## What the task requires
Once the pictures are set aside, retype the remaining entries exactly.

## Data
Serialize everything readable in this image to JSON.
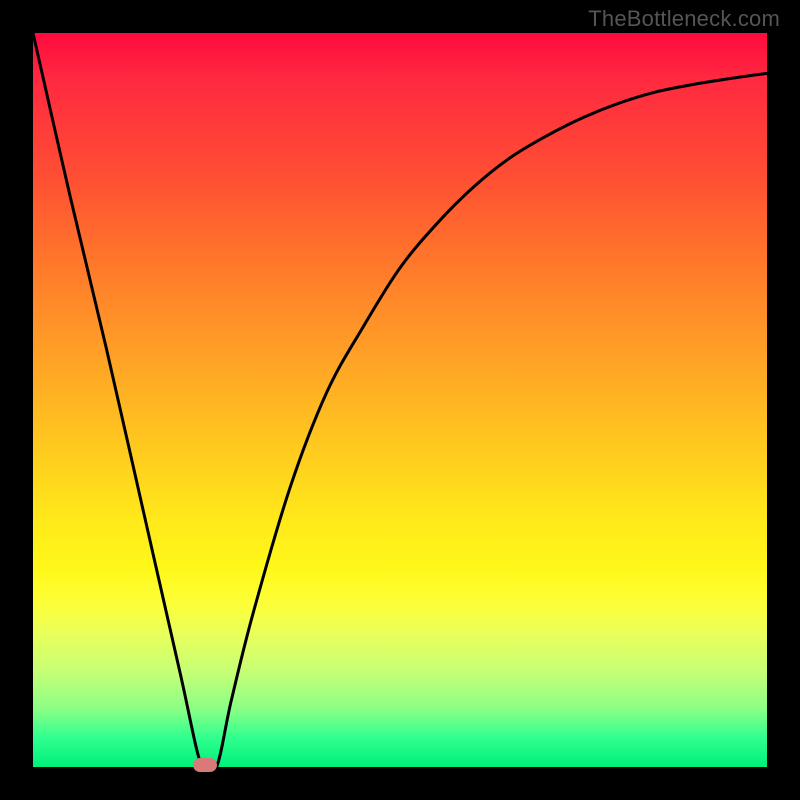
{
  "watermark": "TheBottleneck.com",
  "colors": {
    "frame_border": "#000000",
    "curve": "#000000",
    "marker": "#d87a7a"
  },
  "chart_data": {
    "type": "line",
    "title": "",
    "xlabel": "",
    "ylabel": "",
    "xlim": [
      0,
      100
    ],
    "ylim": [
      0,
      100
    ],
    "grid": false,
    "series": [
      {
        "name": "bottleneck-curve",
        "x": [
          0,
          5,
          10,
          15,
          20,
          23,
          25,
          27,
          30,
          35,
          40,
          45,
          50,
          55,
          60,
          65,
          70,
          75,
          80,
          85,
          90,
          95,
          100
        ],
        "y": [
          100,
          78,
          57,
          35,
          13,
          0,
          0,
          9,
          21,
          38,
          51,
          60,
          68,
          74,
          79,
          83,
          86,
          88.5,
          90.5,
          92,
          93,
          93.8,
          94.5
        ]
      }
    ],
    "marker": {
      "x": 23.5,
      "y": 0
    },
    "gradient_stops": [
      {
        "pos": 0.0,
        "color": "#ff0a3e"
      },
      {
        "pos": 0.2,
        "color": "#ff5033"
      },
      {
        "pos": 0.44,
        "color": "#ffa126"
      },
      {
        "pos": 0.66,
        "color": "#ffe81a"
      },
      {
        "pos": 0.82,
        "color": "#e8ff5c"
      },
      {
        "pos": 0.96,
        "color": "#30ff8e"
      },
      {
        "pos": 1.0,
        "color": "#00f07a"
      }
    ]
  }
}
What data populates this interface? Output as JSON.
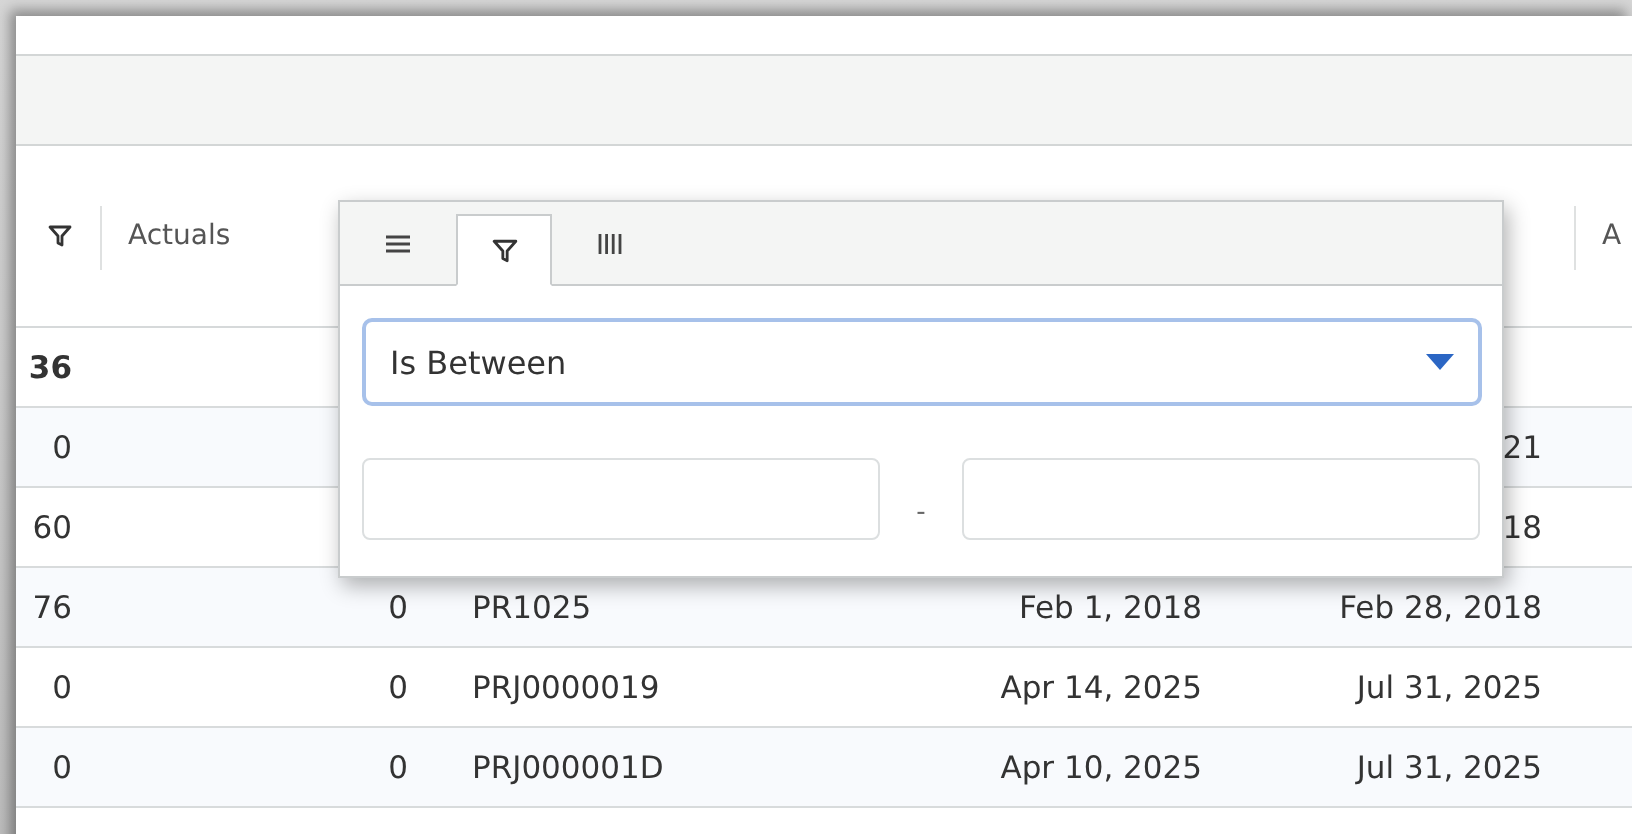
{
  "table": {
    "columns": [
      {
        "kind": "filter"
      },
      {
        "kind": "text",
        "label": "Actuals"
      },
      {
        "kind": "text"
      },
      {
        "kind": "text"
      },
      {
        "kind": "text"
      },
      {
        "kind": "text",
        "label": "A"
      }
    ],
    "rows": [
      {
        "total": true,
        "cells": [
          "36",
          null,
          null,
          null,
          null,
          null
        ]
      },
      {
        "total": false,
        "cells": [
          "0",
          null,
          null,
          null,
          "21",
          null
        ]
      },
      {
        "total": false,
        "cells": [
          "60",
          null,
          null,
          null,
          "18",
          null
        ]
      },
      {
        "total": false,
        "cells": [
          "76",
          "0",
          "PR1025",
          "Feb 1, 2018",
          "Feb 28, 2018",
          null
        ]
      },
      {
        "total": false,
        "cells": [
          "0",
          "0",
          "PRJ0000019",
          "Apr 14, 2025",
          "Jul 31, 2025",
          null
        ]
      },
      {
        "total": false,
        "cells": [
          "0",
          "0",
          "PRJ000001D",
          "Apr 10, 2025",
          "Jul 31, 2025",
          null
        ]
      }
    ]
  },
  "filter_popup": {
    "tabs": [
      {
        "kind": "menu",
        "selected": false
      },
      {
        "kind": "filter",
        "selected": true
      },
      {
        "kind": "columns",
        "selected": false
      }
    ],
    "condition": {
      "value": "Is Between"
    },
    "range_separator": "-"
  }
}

## Output of the exercise
Serialize everything readable in this image to JSON.
{
  "watermark": "TheBottleneck.com",
  "colors": {
    "frame_border": "#000000",
    "curve": "#000000",
    "marker": "#d87a7a"
  },
  "chart_data": {
    "type": "line",
    "title": "",
    "xlabel": "",
    "ylabel": "",
    "xlim": [
      0,
      100
    ],
    "ylim": [
      0,
      100
    ],
    "grid": false,
    "series": [
      {
        "name": "bottleneck-curve",
        "x": [
          0,
          5,
          10,
          15,
          20,
          23,
          25,
          27,
          30,
          35,
          40,
          45,
          50,
          55,
          60,
          65,
          70,
          75,
          80,
          85,
          90,
          95,
          100
        ],
        "y": [
          100,
          78,
          57,
          35,
          13,
          0,
          0,
          9,
          21,
          38,
          51,
          60,
          68,
          74,
          79,
          83,
          86,
          88.5,
          90.5,
          92,
          93,
          93.8,
          94.5
        ]
      }
    ],
    "marker": {
      "x": 23.5,
      "y": 0
    },
    "gradient_stops": [
      {
        "pos": 0.0,
        "color": "#ff0a3e"
      },
      {
        "pos": 0.2,
        "color": "#ff5033"
      },
      {
        "pos": 0.44,
        "color": "#ffa126"
      },
      {
        "pos": 0.66,
        "color": "#ffe81a"
      },
      {
        "pos": 0.82,
        "color": "#e8ff5c"
      },
      {
        "pos": 0.96,
        "color": "#30ff8e"
      },
      {
        "pos": 1.0,
        "color": "#00f07a"
      }
    ]
  }
}
What data populates this interface? Output as JSON.
{
  "table": {
    "columns": [
      {
        "kind": "filter"
      },
      {
        "kind": "text",
        "label": "Actuals"
      },
      {
        "kind": "text"
      },
      {
        "kind": "text"
      },
      {
        "kind": "text"
      },
      {
        "kind": "text",
        "label": "A"
      }
    ],
    "rows": [
      {
        "total": true,
        "cells": [
          "36",
          null,
          null,
          null,
          null,
          null
        ]
      },
      {
        "total": false,
        "cells": [
          "0",
          null,
          null,
          null,
          "21",
          null
        ]
      },
      {
        "total": false,
        "cells": [
          "60",
          null,
          null,
          null,
          "18",
          null
        ]
      },
      {
        "total": false,
        "cells": [
          "76",
          "0",
          "PR1025",
          "Feb 1, 2018",
          "Feb 28, 2018",
          null
        ]
      },
      {
        "total": false,
        "cells": [
          "0",
          "0",
          "PRJ0000019",
          "Apr 14, 2025",
          "Jul 31, 2025",
          null
        ]
      },
      {
        "total": false,
        "cells": [
          "0",
          "0",
          "PRJ000001D",
          "Apr 10, 2025",
          "Jul 31, 2025",
          null
        ]
      }
    ]
  },
  "filter_popup": {
    "tabs": [
      {
        "kind": "menu",
        "selected": false
      },
      {
        "kind": "filter",
        "selected": true
      },
      {
        "kind": "columns",
        "selected": false
      }
    ],
    "condition": {
      "value": "Is Between"
    },
    "range_separator": "-"
  }
}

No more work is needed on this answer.